Science from an operational space weather mission at the L5 Lagrange point
The science of space weather: progressing our understanding
J. P. Eastwood
Imperial College London
A nominal space weather monitoring system requires assets in deep space at the L1 and L5 Lagrange points or similar. These satellites are needed to provide real-time information about the state of the Sun and the solar wind. The measurement requirements are defined by the ‘end user’, which is, for example, NOAA or the Met Office. Whilst these requirements – the types of measurement and their quality (resolution, cadence etc.) – are similar to those placed by a pure heliophysics science mission, there are important differences.

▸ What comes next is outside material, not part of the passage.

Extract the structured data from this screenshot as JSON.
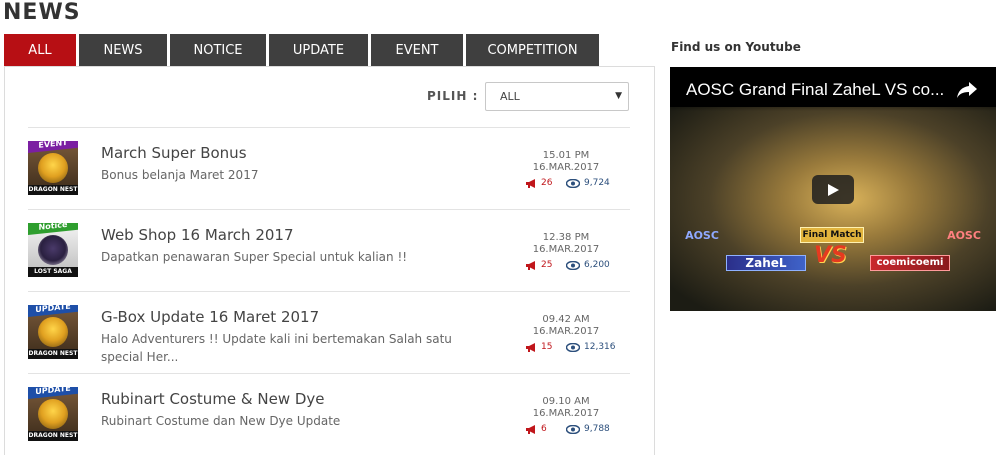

In this invited contribution, we consider these issues in the specific context of an operational L5 space weather mission. We describe the operational measurement requirements and examine how they are similar to and different from those one might expect on a science-oriented mission. We then outline some open important science questions that can be addressed with such observations, and describe how operational data could also be used in conjunction with other satellites to enable a deeper scientific understanding of the physics that underpins space weather.


16:30 - 18:00